◆ **What you will do**: Return each entry precisely as it appears below.

[Interface dataset entries]
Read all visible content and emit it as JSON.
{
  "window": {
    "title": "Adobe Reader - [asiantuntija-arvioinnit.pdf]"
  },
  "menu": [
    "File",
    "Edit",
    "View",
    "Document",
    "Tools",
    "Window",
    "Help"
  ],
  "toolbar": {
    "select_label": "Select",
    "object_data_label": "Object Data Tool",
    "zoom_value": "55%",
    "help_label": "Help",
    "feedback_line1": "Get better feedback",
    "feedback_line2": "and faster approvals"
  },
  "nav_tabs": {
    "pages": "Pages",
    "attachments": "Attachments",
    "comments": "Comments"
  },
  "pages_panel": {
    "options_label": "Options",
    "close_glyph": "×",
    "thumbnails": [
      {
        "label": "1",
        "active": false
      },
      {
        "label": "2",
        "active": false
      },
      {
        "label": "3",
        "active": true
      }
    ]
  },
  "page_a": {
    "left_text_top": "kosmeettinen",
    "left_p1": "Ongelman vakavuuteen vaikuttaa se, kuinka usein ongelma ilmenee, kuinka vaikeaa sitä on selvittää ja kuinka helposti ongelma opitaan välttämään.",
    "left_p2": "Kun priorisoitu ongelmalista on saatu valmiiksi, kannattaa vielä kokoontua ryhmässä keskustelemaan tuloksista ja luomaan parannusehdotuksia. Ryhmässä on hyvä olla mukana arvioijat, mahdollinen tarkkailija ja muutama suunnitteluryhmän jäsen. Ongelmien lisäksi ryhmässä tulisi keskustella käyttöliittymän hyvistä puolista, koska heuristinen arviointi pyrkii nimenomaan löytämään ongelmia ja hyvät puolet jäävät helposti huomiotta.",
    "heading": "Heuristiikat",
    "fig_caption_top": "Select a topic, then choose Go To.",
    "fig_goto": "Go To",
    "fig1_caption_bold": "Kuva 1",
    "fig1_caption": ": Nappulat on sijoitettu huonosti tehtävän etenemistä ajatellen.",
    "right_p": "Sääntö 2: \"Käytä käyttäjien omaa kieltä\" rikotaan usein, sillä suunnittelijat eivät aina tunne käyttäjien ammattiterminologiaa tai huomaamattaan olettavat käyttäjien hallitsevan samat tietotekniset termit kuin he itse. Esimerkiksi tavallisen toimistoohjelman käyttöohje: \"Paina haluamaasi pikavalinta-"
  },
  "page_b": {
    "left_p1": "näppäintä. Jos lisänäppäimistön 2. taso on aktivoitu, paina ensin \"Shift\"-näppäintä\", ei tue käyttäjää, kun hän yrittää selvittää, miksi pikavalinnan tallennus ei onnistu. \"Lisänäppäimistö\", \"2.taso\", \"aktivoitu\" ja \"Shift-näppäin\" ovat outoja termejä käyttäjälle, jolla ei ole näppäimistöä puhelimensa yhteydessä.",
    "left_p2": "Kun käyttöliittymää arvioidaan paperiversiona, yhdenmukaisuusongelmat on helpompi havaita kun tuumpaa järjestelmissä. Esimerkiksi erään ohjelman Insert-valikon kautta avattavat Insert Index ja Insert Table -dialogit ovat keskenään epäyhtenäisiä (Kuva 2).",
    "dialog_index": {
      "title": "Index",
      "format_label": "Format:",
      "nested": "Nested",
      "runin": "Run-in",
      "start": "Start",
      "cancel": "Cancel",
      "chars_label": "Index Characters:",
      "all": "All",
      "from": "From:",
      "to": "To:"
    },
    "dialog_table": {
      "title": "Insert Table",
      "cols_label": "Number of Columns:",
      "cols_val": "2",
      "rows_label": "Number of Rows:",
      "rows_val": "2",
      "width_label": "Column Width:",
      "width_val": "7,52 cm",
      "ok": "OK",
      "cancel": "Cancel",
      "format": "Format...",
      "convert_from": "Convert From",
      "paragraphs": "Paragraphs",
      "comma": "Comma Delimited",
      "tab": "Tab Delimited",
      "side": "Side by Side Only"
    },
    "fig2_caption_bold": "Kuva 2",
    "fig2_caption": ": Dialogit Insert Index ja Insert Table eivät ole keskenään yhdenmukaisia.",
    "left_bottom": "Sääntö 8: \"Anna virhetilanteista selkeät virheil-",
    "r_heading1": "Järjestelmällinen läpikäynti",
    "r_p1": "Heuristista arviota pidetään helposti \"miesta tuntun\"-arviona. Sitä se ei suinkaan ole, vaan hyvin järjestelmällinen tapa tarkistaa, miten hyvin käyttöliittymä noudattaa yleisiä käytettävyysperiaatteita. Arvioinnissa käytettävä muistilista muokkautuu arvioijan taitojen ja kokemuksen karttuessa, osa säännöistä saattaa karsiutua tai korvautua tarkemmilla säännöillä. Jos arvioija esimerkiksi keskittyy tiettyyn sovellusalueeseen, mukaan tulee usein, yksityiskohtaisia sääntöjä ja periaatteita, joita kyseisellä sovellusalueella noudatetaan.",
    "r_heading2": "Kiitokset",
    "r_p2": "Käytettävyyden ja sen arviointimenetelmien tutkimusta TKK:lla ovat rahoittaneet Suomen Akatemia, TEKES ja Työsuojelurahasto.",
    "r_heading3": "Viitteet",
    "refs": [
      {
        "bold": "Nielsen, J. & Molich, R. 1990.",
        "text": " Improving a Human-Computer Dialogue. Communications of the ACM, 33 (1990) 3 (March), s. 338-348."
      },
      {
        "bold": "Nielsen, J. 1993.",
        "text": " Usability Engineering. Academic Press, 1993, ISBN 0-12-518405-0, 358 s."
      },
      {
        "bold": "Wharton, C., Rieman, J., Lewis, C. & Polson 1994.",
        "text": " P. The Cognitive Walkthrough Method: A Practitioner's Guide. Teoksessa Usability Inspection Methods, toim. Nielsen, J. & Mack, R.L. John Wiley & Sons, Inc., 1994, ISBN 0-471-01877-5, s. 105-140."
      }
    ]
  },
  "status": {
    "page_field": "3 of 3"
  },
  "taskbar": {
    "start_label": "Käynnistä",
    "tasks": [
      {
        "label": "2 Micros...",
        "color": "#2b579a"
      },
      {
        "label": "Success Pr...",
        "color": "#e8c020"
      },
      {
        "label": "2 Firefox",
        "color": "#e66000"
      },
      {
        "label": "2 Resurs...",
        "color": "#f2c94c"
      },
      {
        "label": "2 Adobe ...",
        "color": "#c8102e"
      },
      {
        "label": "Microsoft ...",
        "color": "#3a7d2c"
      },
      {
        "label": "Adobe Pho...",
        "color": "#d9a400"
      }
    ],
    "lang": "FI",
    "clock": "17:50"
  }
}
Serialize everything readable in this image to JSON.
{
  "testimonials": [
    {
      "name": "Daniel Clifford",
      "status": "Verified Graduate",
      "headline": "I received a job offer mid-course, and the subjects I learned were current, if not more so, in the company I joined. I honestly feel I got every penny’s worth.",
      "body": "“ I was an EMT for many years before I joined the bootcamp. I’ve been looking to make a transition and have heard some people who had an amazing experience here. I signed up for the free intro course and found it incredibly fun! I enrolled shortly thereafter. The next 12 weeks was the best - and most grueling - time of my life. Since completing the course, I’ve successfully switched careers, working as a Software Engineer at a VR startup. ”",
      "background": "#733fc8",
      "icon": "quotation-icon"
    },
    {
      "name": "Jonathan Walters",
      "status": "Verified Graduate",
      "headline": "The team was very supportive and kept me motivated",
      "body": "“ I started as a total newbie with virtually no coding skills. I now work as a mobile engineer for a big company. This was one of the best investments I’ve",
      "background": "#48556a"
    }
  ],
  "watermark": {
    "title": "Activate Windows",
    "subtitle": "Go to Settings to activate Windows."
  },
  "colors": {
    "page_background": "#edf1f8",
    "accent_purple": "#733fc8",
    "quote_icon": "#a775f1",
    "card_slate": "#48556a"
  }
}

◆ **Output of the task**:
Read all visible content and emit it as JSON.
{
  "window": {
    "title": "Adobe Reader - [asiantuntija-arvioinnit.pdf]"
  },
  "menu": [
    "File",
    "Edit",
    "View",
    "Document",
    "Tools",
    "Window",
    "Help"
  ],
  "toolbar": {
    "select_label": "Select",
    "object_data_label": "Object Data Tool",
    "zoom_value": "55%",
    "help_label": "Help",
    "feedback_line1": "Get better feedback",
    "feedback_line2": "and faster approvals"
  },
  "nav_tabs": {
    "pages": "Pages",
    "attachments": "Attachments",
    "comments": "Comments"
  },
  "pages_panel": {
    "options_label": "Options",
    "close_glyph": "×",
    "thumbnails": [
      {
        "label": "1",
        "active": false
      },
      {
        "label": "2",
        "active": false
      },
      {
        "label": "3",
        "active": true
      }
    ]
  },
  "page_a": {
    "left_text_top": "kosmeettinen",
    "left_p1": "Ongelman vakavuuteen vaikuttaa se, kuinka usein ongelma ilmenee, kuinka vaikeaa sitä on selvittää ja kuinka helposti ongelma opitaan välttämään.",
    "left_p2": "Kun priorisoitu ongelmalista on saatu valmiiksi, kannattaa vielä kokoontua ryhmässä keskustelemaan tuloksista ja luomaan parannusehdotuksia. Ryhmässä on hyvä olla mukana arvioijat, mahdollinen tarkkailija ja muutama suunnitteluryhmän jäsen. Ongelmien lisäksi ryhmässä tulisi keskustella käyttöliittymän hyvistä puolista, koska heuristinen arviointi pyrkii nimenomaan löytämään ongelmia ja hyvät puolet jäävät helposti huomiotta.",
    "heading": "Heuristiikat",
    "fig_caption_top": "Select a topic, then choose Go To.",
    "fig_goto": "Go To",
    "fig1_caption_bold": "Kuva 1",
    "fig1_caption": ": Nappulat on sijoitettu huonosti tehtävän etenemistä ajatellen.",
    "right_p": "Sääntö 2: \"Käytä käyttäjien omaa kieltä\" rikotaan usein, sillä suunnittelijat eivät aina tunne käyttäjien ammattiterminologiaa tai huomaamattaan olettavat käyttäjien hallitsevan samat tietotekniset termit kuin he itse. Esimerkiksi tavallisen toimistoohjelman käyttöohje: \"Paina haluamaasi pikavalinta-"
  },
  "page_b": {
    "left_p1": "näppäintä. Jos lisänäppäimistön 2. taso on aktivoitu, paina ensin \"Shift\"-näppäintä\", ei tue käyttäjää, kun hän yrittää selvittää, miksi pikavalinnan tallennus ei onnistu. \"Lisänäppäimistö\", \"2.taso\", \"aktivoitu\" ja \"Shift-näppäin\" ovat outoja termejä käyttäjälle, jolla ei ole näppäimistöä puhelimensa yhteydessä.",
    "left_p2": "Kun käyttöliittymää arvioidaan paperiversiona, yhdenmukaisuusongelmat on helpompi havaita kun tuumpaa järjestelmissä. Esimerkiksi erään ohjelman Insert-valikon kautta avattavat Insert Index ja Insert Table -dialogit ovat keskenään epäyhtenäisiä (Kuva 2).",
    "dialog_index": {
      "title": "Index",
      "format_label": "Format:",
      "nested": "Nested",
      "runin": "Run-in",
      "start": "Start",
      "cancel": "Cancel",
      "chars_label": "Index Characters:",
      "all": "All",
      "from": "From:",
      "to": "To:"
    },
    "dialog_table": {
      "title": "Insert Table",
      "cols_label": "Number of Columns:",
      "cols_val": "2",
      "rows_label": "Number of Rows:",
      "rows_val": "2",
      "width_label": "Column Width:",
      "width_val": "7,52 cm",
      "ok": "OK",
      "cancel": "Cancel",
      "format": "Format...",
      "convert_from": "Convert From",
      "paragraphs": "Paragraphs",
      "comma": "Comma Delimited",
      "tab": "Tab Delimited",
      "side": "Side by Side Only"
    },
    "fig2_caption_bold": "Kuva 2",
    "fig2_caption": ": Dialogit Insert Index ja Insert Table eivät ole keskenään yhdenmukaisia.",
    "left_bottom": "Sääntö 8: \"Anna virhetilanteista selkeät virheil-",
    "r_heading1": "Järjestelmällinen läpikäynti",
    "r_p1": "Heuristista arviota pidetään helposti \"miesta tuntun\"-arviona. Sitä se ei suinkaan ole, vaan hyvin järjestelmällinen tapa tarkistaa, miten hyvin käyttöliittymä noudattaa yleisiä käytettävyysperiaatteita. Arvioinnissa käytettävä muistilista muokkautuu arvioijan taitojen ja kokemuksen karttuessa, osa säännöistä saattaa karsiutua tai korvautua tarkemmilla säännöillä. Jos arvioija esimerkiksi keskittyy tiettyyn sovellusalueeseen, mukaan tulee usein, yksityiskohtaisia sääntöjä ja periaatteita, joita kyseisellä sovellusalueella noudatetaan.",
    "r_heading2": "Kiitokset",
    "r_p2": "Käytettävyyden ja sen arviointimenetelmien tutkimusta TKK:lla ovat rahoittaneet Suomen Akatemia, TEKES ja Työsuojelurahasto.",
    "r_heading3": "Viitteet",
    "refs": [
      {
        "bold": "Nielsen, J. & Molich, R. 1990.",
        "text": " Improving a Human-Computer Dialogue. Communications of the ACM, 33 (1990) 3 (March), s. 338-348."
      },
      {
        "bold": "Nielsen, J. 1993.",
        "text": " Usability Engineering. Academic Press, 1993, ISBN 0-12-518405-0, 358 s."
      },
      {
        "bold": "Wharton, C., Rieman, J., Lewis, C. & Polson 1994.",
        "text": " P. The Cognitive Walkthrough Method: A Practitioner's Guide. Teoksessa Usability Inspection Methods, toim. Nielsen, J. & Mack, R.L. John Wiley & Sons, Inc., 1994, ISBN 0-471-01877-5, s. 105-140."
      }
    ]
  },
  "status": {
    "page_field": "3 of 3"
  },
  "taskbar": {
    "start_label": "Käynnistä",
    "tasks": [
      {
        "label": "2 Micros...",
        "color": "#2b579a"
      },
      {
        "label": "Success Pr...",
        "color": "#e8c020"
      },
      {
        "label": "2 Firefox",
        "color": "#e66000"
      },
      {
        "label": "2 Resurs...",
        "color": "#f2c94c"
      },
      {
        "label": "2 Adobe ...",
        "color": "#c8102e"
      },
      {
        "label": "Microsoft ...",
        "color": "#3a7d2c"
      },
      {
        "label": "Adobe Pho...",
        "color": "#d9a400"
      }
    ],
    "lang": "FI",
    "clock": "17:50"
  }
}
Serialize everything readable in this image to JSON.
{
  "testimonials": [
    {
      "name": "Daniel Clifford",
      "status": "Verified Graduate",
      "headline": "I received a job offer mid-course, and the subjects I learned were current, if not more so, in the company I joined. I honestly feel I got every penny’s worth.",
      "body": "“ I was an EMT for many years before I joined the bootcamp. I’ve been looking to make a transition and have heard some people who had an amazing experience here. I signed up for the free intro course and found it incredibly fun! I enrolled shortly thereafter. The next 12 weeks was the best - and most grueling - time of my life. Since completing the course, I’ve successfully switched careers, working as a Software Engineer at a VR startup. ”",
      "background": "#733fc8",
      "icon": "quotation-icon"
    },
    {
      "name": "Jonathan Walters",
      "status": "Verified Graduate",
      "headline": "The team was very supportive and kept me motivated",
      "body": "“ I started as a total newbie with virtually no coding skills. I now work as a mobile engineer for a big company. This was one of the best investments I’ve",
      "background": "#48556a"
    }
  ],
  "watermark": {
    "title": "Activate Windows",
    "subtitle": "Go to Settings to activate Windows."
  },
  "colors": {
    "page_background": "#edf1f8",
    "accent_purple": "#733fc8",
    "quote_icon": "#a775f1",
    "card_slate": "#48556a"
  }
}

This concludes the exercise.